*** Supplied records Section Begins ***

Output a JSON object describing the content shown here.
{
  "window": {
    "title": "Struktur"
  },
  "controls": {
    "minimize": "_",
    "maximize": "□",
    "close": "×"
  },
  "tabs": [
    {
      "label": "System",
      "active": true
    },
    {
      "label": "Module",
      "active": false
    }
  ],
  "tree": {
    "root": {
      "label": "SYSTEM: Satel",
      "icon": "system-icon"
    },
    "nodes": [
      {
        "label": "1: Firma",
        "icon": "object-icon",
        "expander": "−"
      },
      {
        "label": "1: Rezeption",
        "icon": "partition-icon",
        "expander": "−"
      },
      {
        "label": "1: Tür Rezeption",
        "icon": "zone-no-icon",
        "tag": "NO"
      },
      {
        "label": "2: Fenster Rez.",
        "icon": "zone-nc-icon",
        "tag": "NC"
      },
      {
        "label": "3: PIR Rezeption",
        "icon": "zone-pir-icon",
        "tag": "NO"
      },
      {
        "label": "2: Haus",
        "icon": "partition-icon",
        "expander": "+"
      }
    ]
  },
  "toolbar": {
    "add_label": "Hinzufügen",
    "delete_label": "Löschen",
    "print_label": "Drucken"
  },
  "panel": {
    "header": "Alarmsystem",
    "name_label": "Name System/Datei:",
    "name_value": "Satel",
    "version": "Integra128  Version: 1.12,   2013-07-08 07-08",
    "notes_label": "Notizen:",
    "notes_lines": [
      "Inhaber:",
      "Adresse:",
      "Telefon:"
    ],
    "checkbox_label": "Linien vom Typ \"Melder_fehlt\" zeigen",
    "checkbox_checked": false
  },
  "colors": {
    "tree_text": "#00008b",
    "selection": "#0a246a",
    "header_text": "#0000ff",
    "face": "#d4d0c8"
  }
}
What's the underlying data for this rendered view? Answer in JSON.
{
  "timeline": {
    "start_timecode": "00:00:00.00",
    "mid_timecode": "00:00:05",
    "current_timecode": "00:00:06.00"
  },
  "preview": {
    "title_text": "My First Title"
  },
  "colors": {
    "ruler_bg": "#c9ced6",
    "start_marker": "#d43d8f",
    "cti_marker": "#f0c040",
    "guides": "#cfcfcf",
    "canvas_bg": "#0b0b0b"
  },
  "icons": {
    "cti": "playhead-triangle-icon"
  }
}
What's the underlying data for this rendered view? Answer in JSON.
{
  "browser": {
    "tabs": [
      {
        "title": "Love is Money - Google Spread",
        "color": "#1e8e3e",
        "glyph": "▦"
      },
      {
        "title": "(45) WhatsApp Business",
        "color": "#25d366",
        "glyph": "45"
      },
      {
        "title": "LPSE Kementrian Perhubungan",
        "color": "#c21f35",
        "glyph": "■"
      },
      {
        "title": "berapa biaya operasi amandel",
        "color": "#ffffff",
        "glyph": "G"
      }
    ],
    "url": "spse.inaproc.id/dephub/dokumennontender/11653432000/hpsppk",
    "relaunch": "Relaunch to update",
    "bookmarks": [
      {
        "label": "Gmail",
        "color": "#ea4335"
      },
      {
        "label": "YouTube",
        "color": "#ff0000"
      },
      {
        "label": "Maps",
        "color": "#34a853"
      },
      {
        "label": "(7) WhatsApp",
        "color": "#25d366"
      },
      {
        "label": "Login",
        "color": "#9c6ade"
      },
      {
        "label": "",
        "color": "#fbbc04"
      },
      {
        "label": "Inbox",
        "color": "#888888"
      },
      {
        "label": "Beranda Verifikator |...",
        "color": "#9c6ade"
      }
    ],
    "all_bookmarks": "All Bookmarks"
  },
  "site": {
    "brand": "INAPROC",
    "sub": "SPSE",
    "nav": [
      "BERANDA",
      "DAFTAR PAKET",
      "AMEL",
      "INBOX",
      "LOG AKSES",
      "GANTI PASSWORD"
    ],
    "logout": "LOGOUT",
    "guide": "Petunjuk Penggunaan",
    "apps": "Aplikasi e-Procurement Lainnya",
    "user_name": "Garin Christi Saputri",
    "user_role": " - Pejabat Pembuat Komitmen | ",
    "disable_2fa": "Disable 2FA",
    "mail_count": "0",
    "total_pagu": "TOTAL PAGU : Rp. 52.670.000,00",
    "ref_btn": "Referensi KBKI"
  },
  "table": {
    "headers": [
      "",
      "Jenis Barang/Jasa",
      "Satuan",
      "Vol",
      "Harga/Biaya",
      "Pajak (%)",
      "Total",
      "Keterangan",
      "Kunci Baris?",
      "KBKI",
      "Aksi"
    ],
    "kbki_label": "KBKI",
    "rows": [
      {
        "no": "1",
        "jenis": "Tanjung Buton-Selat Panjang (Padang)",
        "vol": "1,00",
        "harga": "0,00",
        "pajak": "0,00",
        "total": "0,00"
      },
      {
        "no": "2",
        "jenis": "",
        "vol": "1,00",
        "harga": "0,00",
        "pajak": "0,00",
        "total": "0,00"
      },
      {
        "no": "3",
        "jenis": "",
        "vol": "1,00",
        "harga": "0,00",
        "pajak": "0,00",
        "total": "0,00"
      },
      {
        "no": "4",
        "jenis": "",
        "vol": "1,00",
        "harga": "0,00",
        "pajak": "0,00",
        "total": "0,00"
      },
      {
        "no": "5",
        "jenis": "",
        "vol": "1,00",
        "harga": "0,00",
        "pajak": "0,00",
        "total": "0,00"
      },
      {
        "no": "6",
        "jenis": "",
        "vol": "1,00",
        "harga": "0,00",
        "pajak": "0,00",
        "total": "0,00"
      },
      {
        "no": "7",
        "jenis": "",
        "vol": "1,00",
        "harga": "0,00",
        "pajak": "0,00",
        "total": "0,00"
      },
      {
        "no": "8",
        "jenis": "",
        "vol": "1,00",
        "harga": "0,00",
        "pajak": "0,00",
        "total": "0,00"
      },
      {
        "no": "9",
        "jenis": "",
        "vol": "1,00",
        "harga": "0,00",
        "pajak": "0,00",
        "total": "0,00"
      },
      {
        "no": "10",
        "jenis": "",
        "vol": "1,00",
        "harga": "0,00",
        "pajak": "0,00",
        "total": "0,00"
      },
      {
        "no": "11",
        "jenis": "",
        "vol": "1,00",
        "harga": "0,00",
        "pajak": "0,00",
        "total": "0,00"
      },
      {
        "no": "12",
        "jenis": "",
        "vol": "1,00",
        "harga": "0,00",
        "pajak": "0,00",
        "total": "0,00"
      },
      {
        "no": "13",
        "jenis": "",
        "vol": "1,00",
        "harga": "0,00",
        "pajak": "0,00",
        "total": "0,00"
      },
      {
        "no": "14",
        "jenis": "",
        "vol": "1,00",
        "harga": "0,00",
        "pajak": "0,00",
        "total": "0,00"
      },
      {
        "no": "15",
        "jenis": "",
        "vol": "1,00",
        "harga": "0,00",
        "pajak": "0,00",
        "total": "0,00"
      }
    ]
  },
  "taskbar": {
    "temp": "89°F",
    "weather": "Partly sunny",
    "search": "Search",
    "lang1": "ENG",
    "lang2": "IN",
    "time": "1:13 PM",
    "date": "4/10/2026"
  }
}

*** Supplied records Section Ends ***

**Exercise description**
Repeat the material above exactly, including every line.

**Answer space**
Output a JSON object describing the content shown here.
{
  "window": {
    "title": "Struktur"
  },
  "controls": {
    "minimize": "_",
    "maximize": "□",
    "close": "×"
  },
  "tabs": [
    {
      "label": "System",
      "active": true
    },
    {
      "label": "Module",
      "active": false
    }
  ],
  "tree": {
    "root": {
      "label": "SYSTEM: Satel",
      "icon": "system-icon"
    },
    "nodes": [
      {
        "label": "1: Firma",
        "icon": "object-icon",
        "expander": "−"
      },
      {
        "label": "1: Rezeption",
        "icon": "partition-icon",
        "expander": "−"
      },
      {
        "label": "1: Tür Rezeption",
        "icon": "zone-no-icon",
        "tag": "NO"
      },
      {
        "label": "2: Fenster Rez.",
        "icon": "zone-nc-icon",
        "tag": "NC"
      },
      {
        "label": "3: PIR Rezeption",
        "icon": "zone-pir-icon",
        "tag": "NO"
      },
      {
        "label": "2: Haus",
        "icon": "partition-icon",
        "expander": "+"
      }
    ]
  },
  "toolbar": {
    "add_label": "Hinzufügen",
    "delete_label": "Löschen",
    "print_label": "Drucken"
  },
  "panel": {
    "header": "Alarmsystem",
    "name_label": "Name System/Datei:",
    "name_value": "Satel",
    "version": "Integra128  Version: 1.12,   2013-07-08 07-08",
    "notes_label": "Notizen:",
    "notes_lines": [
      "Inhaber:",
      "Adresse:",
      "Telefon:"
    ],
    "checkbox_label": "Linien vom Typ \"Melder_fehlt\" zeigen",
    "checkbox_checked": false
  },
  "colors": {
    "tree_text": "#00008b",
    "selection": "#0a246a",
    "header_text": "#0000ff",
    "face": "#d4d0c8"
  }
}
What's the underlying data for this rendered view? Answer in JSON.
{
  "timeline": {
    "start_timecode": "00:00:00.00",
    "mid_timecode": "00:00:05",
    "current_timecode": "00:00:06.00"
  },
  "preview": {
    "title_text": "My First Title"
  },
  "colors": {
    "ruler_bg": "#c9ced6",
    "start_marker": "#d43d8f",
    "cti_marker": "#f0c040",
    "guides": "#cfcfcf",
    "canvas_bg": "#0b0b0b"
  },
  "icons": {
    "cti": "playhead-triangle-icon"
  }
}
What's the underlying data for this rendered view? Answer in JSON.
{
  "browser": {
    "tabs": [
      {
        "title": "Love is Money - Google Spread",
        "color": "#1e8e3e",
        "glyph": "▦"
      },
      {
        "title": "(45) WhatsApp Business",
        "color": "#25d366",
        "glyph": "45"
      },
      {
        "title": "LPSE Kementrian Perhubungan",
        "color": "#c21f35",
        "glyph": "■"
      },
      {
        "title": "berapa biaya operasi amandel",
        "color": "#ffffff",
        "glyph": "G"
      }
    ],
    "url": "spse.inaproc.id/dephub/dokumennontender/11653432000/hpsppk",
    "relaunch": "Relaunch to update",
    "bookmarks": [
      {
        "label": "Gmail",
        "color": "#ea4335"
      },
      {
        "label": "YouTube",
        "color": "#ff0000"
      },
      {
        "label": "Maps",
        "color": "#34a853"
      },
      {
        "label": "(7) WhatsApp",
        "color": "#25d366"
      },
      {
        "label": "Login",
        "color": "#9c6ade"
      },
      {
        "label": "",
        "color": "#fbbc04"
      },
      {
        "label": "Inbox",
        "color": "#888888"
      },
      {
        "label": "Beranda Verifikator |...",
        "color": "#9c6ade"
      }
    ],
    "all_bookmarks": "All Bookmarks"
  },
  "site": {
    "brand": "INAPROC",
    "sub": "SPSE",
    "nav": [
      "BERANDA",
      "DAFTAR PAKET",
      "AMEL",
      "INBOX",
      "LOG AKSES",
      "GANTI PASSWORD"
    ],
    "logout": "LOGOUT",
    "guide": "Petunjuk Penggunaan",
    "apps": "Aplikasi e-Procurement Lainnya",
    "user_name": "Garin Christi Saputri",
    "user_role": " - Pejabat Pembuat Komitmen | ",
    "disable_2fa": "Disable 2FA",
    "mail_count": "0",
    "total_pagu": "TOTAL PAGU : Rp. 52.670.000,00",
    "ref_btn": "Referensi KBKI"
  },
  "table": {
    "headers": [
      "",
      "Jenis Barang/Jasa",
      "Satuan",
      "Vol",
      "Harga/Biaya",
      "Pajak (%)",
      "Total",
      "Keterangan",
      "Kunci Baris?",
      "KBKI",
      "Aksi"
    ],
    "kbki_label": "KBKI",
    "rows": [
      {
        "no": "1",
        "jenis": "Tanjung Buton-Selat Panjang (Padang)",
        "vol": "1,00",
        "harga": "0,00",
        "pajak": "0,00",
        "total": "0,00"
      },
      {
        "no": "2",
        "jenis": "",
        "vol": "1,00",
        "harga": "0,00",
        "pajak": "0,00",
        "total": "0,00"
      },
      {
        "no": "3",
        "jenis": "",
        "vol": "1,00",
        "harga": "0,00",
        "pajak": "0,00",
        "total": "0,00"
      },
      {
        "no": "4",
        "jenis": "",
        "vol": "1,00",
        "harga": "0,00",
        "pajak": "0,00",
        "total": "0,00"
      },
      {
        "no": "5",
        "jenis": "",
        "vol": "1,00",
        "harga": "0,00",
        "pajak": "0,00",
        "total": "0,00"
      },
      {
        "no": "6",
        "jenis": "",
        "vol": "1,00",
        "harga": "0,00",
        "pajak": "0,00",
        "total": "0,00"
      },
      {
        "no": "7",
        "jenis": "",
        "vol": "1,00",
        "harga": "0,00",
        "pajak": "0,00",
        "total": "0,00"
      },
      {
        "no": "8",
        "jenis": "",
        "vol": "1,00",
        "harga": "0,00",
        "pajak": "0,00",
        "total": "0,00"
      },
      {
        "no": "9",
        "jenis": "",
        "vol": "1,00",
        "harga": "0,00",
        "pajak": "0,00",
        "total": "0,00"
      },
      {
        "no": "10",
        "jenis": "",
        "vol": "1,00",
        "harga": "0,00",
        "pajak": "0,00",
        "total": "0,00"
      },
      {
        "no": "11",
        "jenis": "",
        "vol": "1,00",
        "harga": "0,00",
        "pajak": "0,00",
        "total": "0,00"
      },
      {
        "no": "12",
        "jenis": "",
        "vol": "1,00",
        "harga": "0,00",
        "pajak": "0,00",
        "total": "0,00"
      },
      {
        "no": "13",
        "jenis": "",
        "vol": "1,00",
        "harga": "0,00",
        "pajak": "0,00",
        "total": "0,00"
      },
      {
        "no": "14",
        "jenis": "",
        "vol": "1,00",
        "harga": "0,00",
        "pajak": "0,00",
        "total": "0,00"
      },
      {
        "no": "15",
        "jenis": "",
        "vol": "1,00",
        "harga": "0,00",
        "pajak": "0,00",
        "total": "0,00"
      }
    ]
  },
  "taskbar": {
    "temp": "89°F",
    "weather": "Partly sunny",
    "search": "Search",
    "lang1": "ENG",
    "lang2": "IN",
    "time": "1:13 PM",
    "date": "4/10/2026"
  }
}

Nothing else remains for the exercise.